Translated, edited, and with an Introduction by Stanley Corngold
Featuring essays by Philip Roth, W. H Auden, and Walter Benjamin
“When Gregor Samsa woke up one morning from unsettling dreams, he found himself changed in his bed into a monstrous vermin.” With this startling, bizarre, yet surprisingly funny first sentence, Franz Kafka begins his masterpiece, The Metamorphosis. It is the story of a young man who, transformed overnight into a giant beetlelike insect, becomes an object of disgrace to his family, an outsider in his own home, a quintessentially alienated man. A harrowing—though absurdly comic—meditation on human feelings of inadequacy, guilt, and isolation, The Metamorphosis has taken its place as one of the most widely read and influential works of twentieth-century fiction.
This Modern Library edition collects Stanley Corngold’s acclaimed English translation—long hailed as the gold standard by scholars and general readers alike—along with seven critical essays by writers including Philip Roth, W. H. Auden, and Walter Benjamin, background and contextual material, and a new Introduction from Corngold himself.

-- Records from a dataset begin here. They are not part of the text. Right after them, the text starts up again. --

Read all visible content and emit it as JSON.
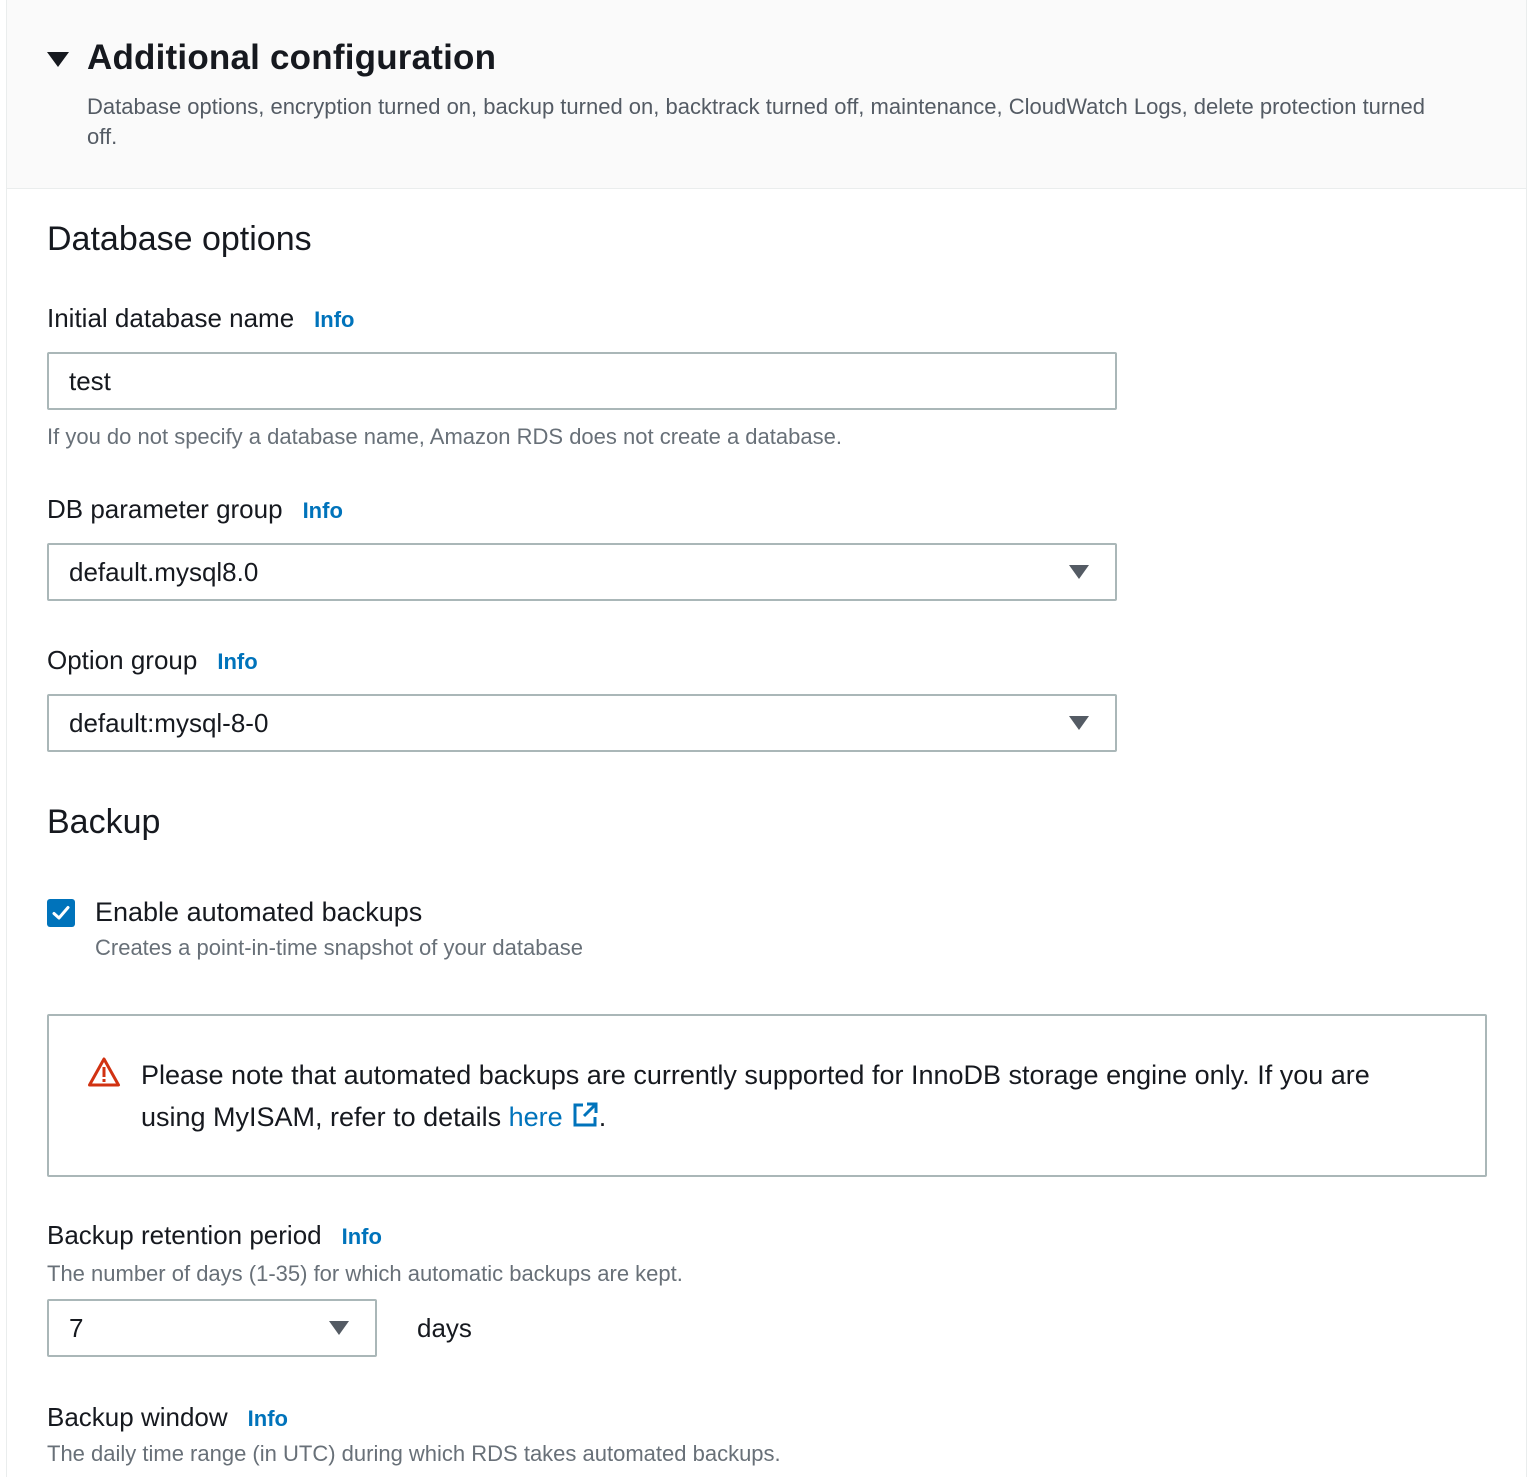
{
  "header": {
    "title": "Additional configuration",
    "description": "Database options, encryption turned on, backup turned on, backtrack turned off, maintenance, CloudWatch Logs, delete protection turned off."
  },
  "database_options": {
    "title": "Database options",
    "initial_db_name": {
      "label": "Initial database name",
      "info": "Info",
      "value": "test",
      "description": "If you do not specify a database name, Amazon RDS does not create a database."
    },
    "db_parameter_group": {
      "label": "DB parameter group",
      "info": "Info",
      "value": "default.mysql8.0"
    },
    "option_group": {
      "label": "Option group",
      "info": "Info",
      "value": "default:mysql-8-0"
    }
  },
  "backup": {
    "title": "Backup",
    "enable_automated_backups": {
      "label": "Enable automated backups",
      "description": "Creates a point-in-time snapshot of your database",
      "checked": true
    },
    "alert": {
      "text_before_link": "Please note that automated backups are currently supported for InnoDB storage engine only. If you are using MyISAM, refer to details ",
      "link_text": "here",
      "text_after_link": "."
    },
    "retention_period": {
      "label": "Backup retention period",
      "info": "Info",
      "description": "The number of days (1-35) for which automatic backups are kept.",
      "value": "7",
      "unit": "days"
    },
    "backup_window": {
      "label": "Backup window",
      "info": "Info",
      "description": "The daily time range (in UTC) during which RDS takes automated backups."
    }
  },
  "colors": {
    "accent": "#0073bb",
    "warning": "#d13212",
    "text": "#16191f",
    "muted": "#687078"
  }
}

About the Author:
Franz Kafka (1883-1924) was born of Jewish parents in Prague. Several of his story collections were published in his lifetime and his novels, The Trial, The Castle, and Amerika, were published posthumously by his editor Max Brod.
The son of a well-to-do merchant, Franz Kafka was born in Prague in 1883 and died of tuberculosis in a sanatorium near Vienna in 1924. After earning a law degree in 1906, he worked most of his adult life at the Workers Accident Insurance Company for the Kingdom of Bohemia in Prague. Only a small portion of his writings were published during his lifetime; most of them, including the three unfinished novels, Amerika, The Trial, and The Castle, were published posthumously.
About the Translator:
Stanley Corngold is a professor emeritus of German and comparative literature at Princeton. He has published widely on modern German writers and thinkers (Nietzsche, Musil, Kraus, Mann, Benjamin, Adorno, among others), but for the most part he has been translating and writing on the work of Franz Kafka. In 2011 he was elected a Fellow of the American Academy of Arts & Sciences.